She returned with a wooden tray holding two champagne flutes with sugar cubes and a small bottle of bitters. "Remember these?" she asked.
Claudia said: "Of course I do."
Then she was quiet, summoning the taste to her mouth, trying to imagine what would happen when the booze hit her blood. It would be an old guest prowling the halls. The bottle would be done quickly. They'd be trying to tell each other that they needed more without saying so directly. Their voices would be casual: Another?
"I never would have wished it on you," her mother said. "But now that it's happened, I feel closer to you, like we can share it."
Claudia said nothing.
Her mother said: "What about you?"
"I'm not sure," said Claudia. She felt blankness where the feeling, yay or nay, might have been. She'd felt this during the abortion as well. She hadn't been asleep or anything like that. They'd given her something that made her feel relaxed but not numb.
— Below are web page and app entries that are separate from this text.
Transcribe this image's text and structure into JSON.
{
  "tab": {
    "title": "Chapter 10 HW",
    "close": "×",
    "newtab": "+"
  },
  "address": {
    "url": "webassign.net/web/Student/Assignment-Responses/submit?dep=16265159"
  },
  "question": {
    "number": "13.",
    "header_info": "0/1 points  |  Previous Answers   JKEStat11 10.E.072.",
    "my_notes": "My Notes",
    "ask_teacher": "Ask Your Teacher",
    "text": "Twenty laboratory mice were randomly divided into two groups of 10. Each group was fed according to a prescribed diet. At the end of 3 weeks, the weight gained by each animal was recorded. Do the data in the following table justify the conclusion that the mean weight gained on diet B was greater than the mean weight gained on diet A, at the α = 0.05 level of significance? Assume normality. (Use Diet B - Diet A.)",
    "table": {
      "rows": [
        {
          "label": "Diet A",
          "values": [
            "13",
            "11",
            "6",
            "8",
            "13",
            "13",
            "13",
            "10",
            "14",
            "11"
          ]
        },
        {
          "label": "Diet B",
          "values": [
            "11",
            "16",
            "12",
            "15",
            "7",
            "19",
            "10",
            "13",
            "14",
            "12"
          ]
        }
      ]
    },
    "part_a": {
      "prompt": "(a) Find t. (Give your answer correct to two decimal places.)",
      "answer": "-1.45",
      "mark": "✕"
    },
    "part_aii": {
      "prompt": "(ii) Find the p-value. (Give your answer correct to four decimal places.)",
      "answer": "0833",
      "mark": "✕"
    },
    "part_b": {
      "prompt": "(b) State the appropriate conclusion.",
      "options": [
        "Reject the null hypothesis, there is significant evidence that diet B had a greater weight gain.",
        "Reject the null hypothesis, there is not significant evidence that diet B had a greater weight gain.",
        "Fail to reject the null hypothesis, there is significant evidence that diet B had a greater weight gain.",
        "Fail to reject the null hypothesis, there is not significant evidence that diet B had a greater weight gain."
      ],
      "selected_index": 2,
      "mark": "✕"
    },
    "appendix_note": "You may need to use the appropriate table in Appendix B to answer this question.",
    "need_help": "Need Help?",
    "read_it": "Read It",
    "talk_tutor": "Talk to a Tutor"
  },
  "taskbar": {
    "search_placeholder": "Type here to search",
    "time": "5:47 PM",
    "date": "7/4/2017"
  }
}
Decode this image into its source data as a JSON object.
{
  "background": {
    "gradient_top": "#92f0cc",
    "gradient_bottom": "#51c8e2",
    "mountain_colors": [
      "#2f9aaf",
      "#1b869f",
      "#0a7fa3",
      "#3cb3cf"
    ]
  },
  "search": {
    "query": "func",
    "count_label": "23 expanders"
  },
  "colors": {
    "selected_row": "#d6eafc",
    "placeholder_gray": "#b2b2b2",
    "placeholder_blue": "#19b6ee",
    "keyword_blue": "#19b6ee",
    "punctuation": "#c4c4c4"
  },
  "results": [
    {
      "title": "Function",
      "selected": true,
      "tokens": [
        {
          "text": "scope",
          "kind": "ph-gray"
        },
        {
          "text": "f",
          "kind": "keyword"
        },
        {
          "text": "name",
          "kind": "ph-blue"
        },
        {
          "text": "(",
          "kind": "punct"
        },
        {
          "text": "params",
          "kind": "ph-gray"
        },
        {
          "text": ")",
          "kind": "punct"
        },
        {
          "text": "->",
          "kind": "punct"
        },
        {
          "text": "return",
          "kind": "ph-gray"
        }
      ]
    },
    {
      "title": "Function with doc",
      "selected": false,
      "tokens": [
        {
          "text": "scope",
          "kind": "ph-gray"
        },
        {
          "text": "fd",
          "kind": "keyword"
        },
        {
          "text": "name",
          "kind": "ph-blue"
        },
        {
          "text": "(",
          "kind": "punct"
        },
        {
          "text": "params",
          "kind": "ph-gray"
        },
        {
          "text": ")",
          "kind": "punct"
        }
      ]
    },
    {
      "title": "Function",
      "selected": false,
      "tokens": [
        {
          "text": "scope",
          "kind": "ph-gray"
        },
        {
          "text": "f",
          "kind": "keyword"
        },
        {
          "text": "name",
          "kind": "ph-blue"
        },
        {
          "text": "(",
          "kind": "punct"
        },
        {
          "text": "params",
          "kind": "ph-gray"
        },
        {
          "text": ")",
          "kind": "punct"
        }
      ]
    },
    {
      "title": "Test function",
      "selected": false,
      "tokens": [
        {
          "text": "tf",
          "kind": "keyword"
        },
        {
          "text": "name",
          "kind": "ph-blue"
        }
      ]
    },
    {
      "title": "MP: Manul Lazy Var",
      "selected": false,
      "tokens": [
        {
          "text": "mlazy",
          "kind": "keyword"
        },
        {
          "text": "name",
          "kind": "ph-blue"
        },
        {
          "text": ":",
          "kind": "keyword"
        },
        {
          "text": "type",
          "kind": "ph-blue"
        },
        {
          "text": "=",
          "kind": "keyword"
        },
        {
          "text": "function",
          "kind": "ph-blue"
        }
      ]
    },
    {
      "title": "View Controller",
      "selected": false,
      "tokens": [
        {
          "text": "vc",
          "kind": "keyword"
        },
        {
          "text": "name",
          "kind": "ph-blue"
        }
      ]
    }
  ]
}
She could feel everything hurt but felt at peace about its hurting. She'd liked the sensation. It was a place to direct her attention. Then it had gone away.
She realized that what she felt now—do you feel like we're closer?—wasn't hollowness but resistance. She didn't feel the hurt as something shared because she wanted to live it differently than her mother had—like pushing off from a wall, into a swimming pool, moving her body away from what her mother's body had done, how it had hurt. She wanted to feel better.
Her mother let a few drops of bitters dribble onto the sugar cubes, blooming into small dark pupils, and then she popped the cork and poured the champagne. She handed one flute to Claudia and Claudia took it. She stared straight into her mother's eyes. She said: "Tell me this is okay."
Her mother said: "This is okay."
Claudia could feel it rising then: the vertigo of permission. It's okay. The sanction. She shook her head. She set the glass down and stood up.
"I should leave," she said, and did, knowing her mother would drink the glass she'd left behind.
Leslie Jamison grew up in Los Angeles and lives in Iowa but likes New York alright, too. Her first novel, The Gin Closet, was published by Free Press last February.